T&M and Sparshott College

○◙►» Winners all: Top – Suttons managing director David Robinson with the top prizewinner sedum Atlantis; above – Thompson  & Morgan and the team from Sparsholt College in celebratory mood.

 

 

Five more chances to sample this fascinating spread for NGS charities

Fairway Chulmleigh1

BUDDIES has been missing for a few days – and for very good reason: I’ve been away on holiday, but more about that will be revealed here soon.

In the meantime, I have news of a Devon garden making its debut for the National Garden Scheme this year and which opens next on Sunday, 26 June and several times after that.

Fairway in Leigh Road, Chulmleigh, is a south-facing, sloping wildlife garden of just under an acre.

Work started on creating this gem of a garden some 12 years ago by the present owners and consists of a maze of paths through meadow areas and young woodland borders.

There’s a medium-size wildlife pond and in the centre of the garden the main lawn is bordered by a perennial and mixed herbaceous flower bed.

Visitors will – if they are patient – tot up more than 200 interesting trees and shrubs and all these plants are labelled numerically, complete with a catalogue that’s available with all the identities.

For motorists, it’s worth noting there is no parking at the garden – this can be done on the roadside or in several small parking areas nearby – and no teas, although Chulmleigh Golf Club, a bistro and local pubs are all within easy reach.

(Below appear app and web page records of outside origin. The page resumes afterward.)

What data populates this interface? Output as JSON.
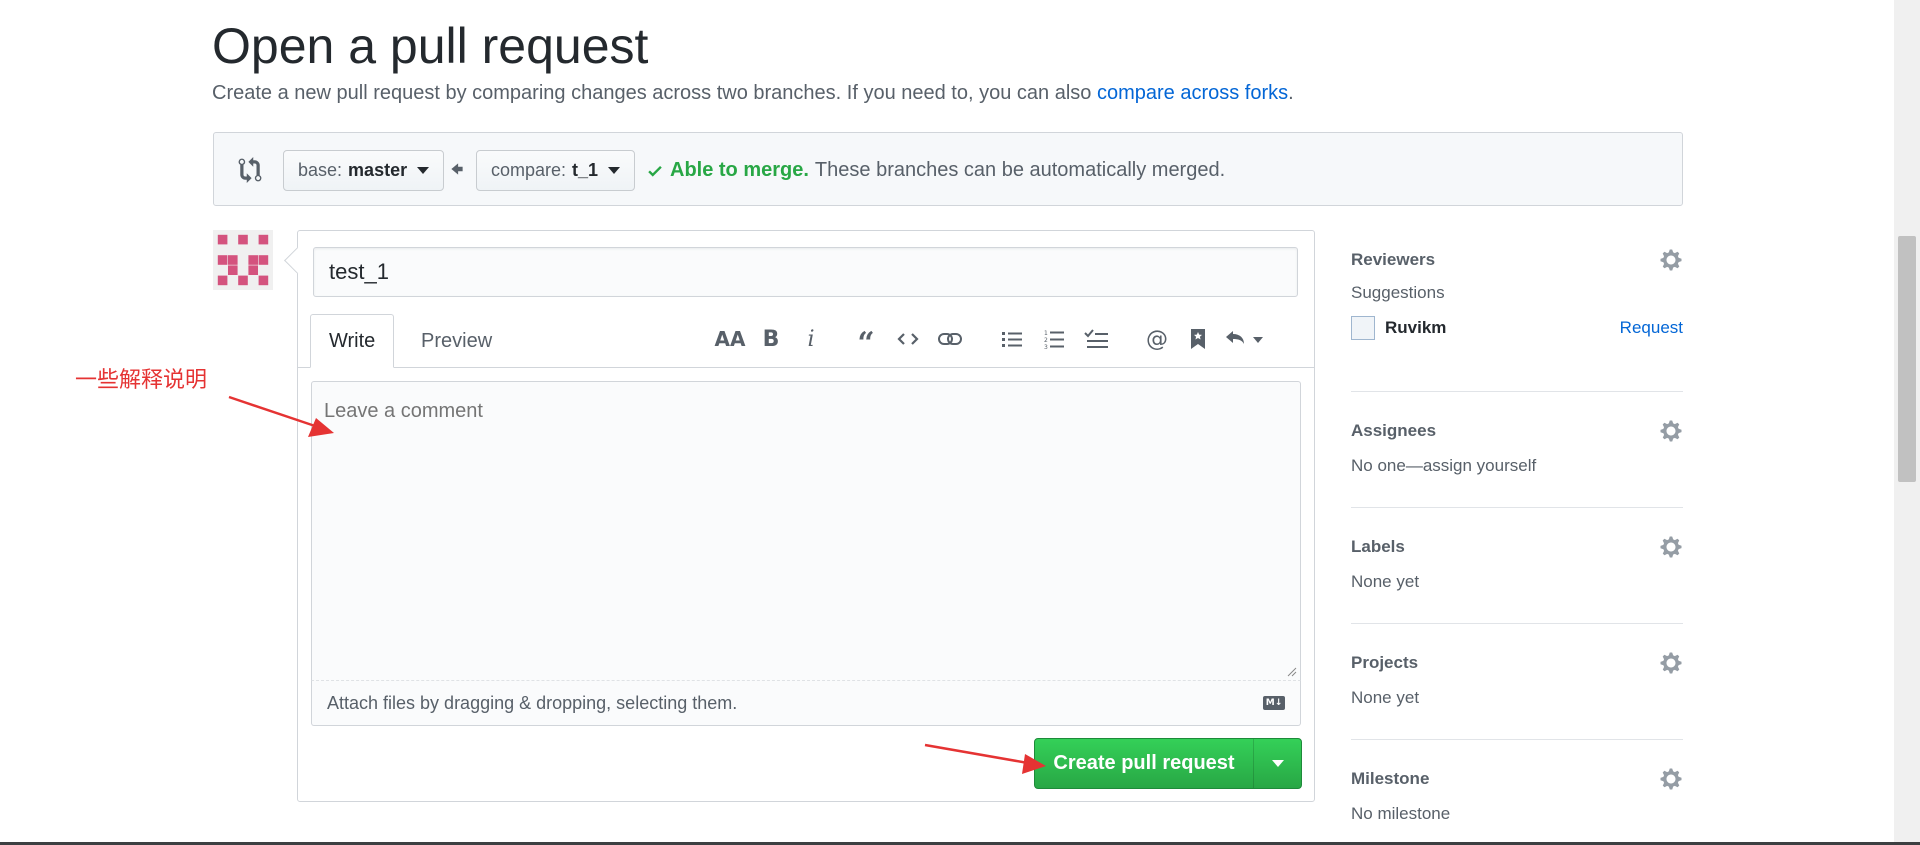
{
  "page": {
    "title": "Open a pull request",
    "subtitle": "Create a new pull request by comparing changes across two branches. If you need to, you can also ",
    "subtitle_link": "compare across forks",
    "subtitle_end": "."
  },
  "compare": {
    "base_key": "base:",
    "base_value": "master",
    "compare_key": "compare:",
    "compare_value": "t_1",
    "merge_ok": "Able to merge.",
    "merge_text": "These branches can be automatically merged."
  },
  "form": {
    "title_value": "test_1",
    "tabs": {
      "write": "Write",
      "preview": "Preview"
    },
    "textarea_placeholder": "Leave a comment",
    "attach_text": "Attach files by dragging & dropping, selecting them.",
    "submit_label": "Create pull request"
  },
  "toolbar": {
    "icons": [
      "header-icon",
      "bold-icon",
      "italic-icon",
      "quote-icon",
      "code-icon",
      "link-icon",
      "unordered-list-icon",
      "ordered-list-icon",
      "task-list-icon",
      "mention-icon",
      "bookmark-icon",
      "reply-icon"
    ]
  },
  "sidebar": {
    "reviewers": {
      "heading": "Reviewers",
      "sub": "Suggestions",
      "name": "Ruvikm",
      "action": "Request"
    },
    "assignees": {
      "heading": "Assignees",
      "body": "No one—assign yourself"
    },
    "labels": {
      "heading": "Labels",
      "body": "None yet"
    },
    "projects": {
      "heading": "Projects",
      "body": "None yet"
    },
    "milestone": {
      "heading": "Milestone",
      "body": "No milestone"
    }
  },
  "annotation": {
    "text": "一些解释说明"
  },
  "colors": {
    "accent": "#0366d6",
    "success": "#28a745",
    "annotation": "#e53333"
  }
}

The NGS, of course, raises huge sums for cancer charities and Fairway will be doing its bit not only on Sunday but on 2 June and again on 7, 14 and 21 July, all between 12 noon and 5pm.

Admission is £3.50, with no charge for children.

○◙►» www.ngs.org.uk

Fairway Chulmleigh2

Fairway Chulmleigh3

○◙►» Top, centre and above – three colourful images of Fairway’s fascinating garden at Chulmleigh, mid-Devon.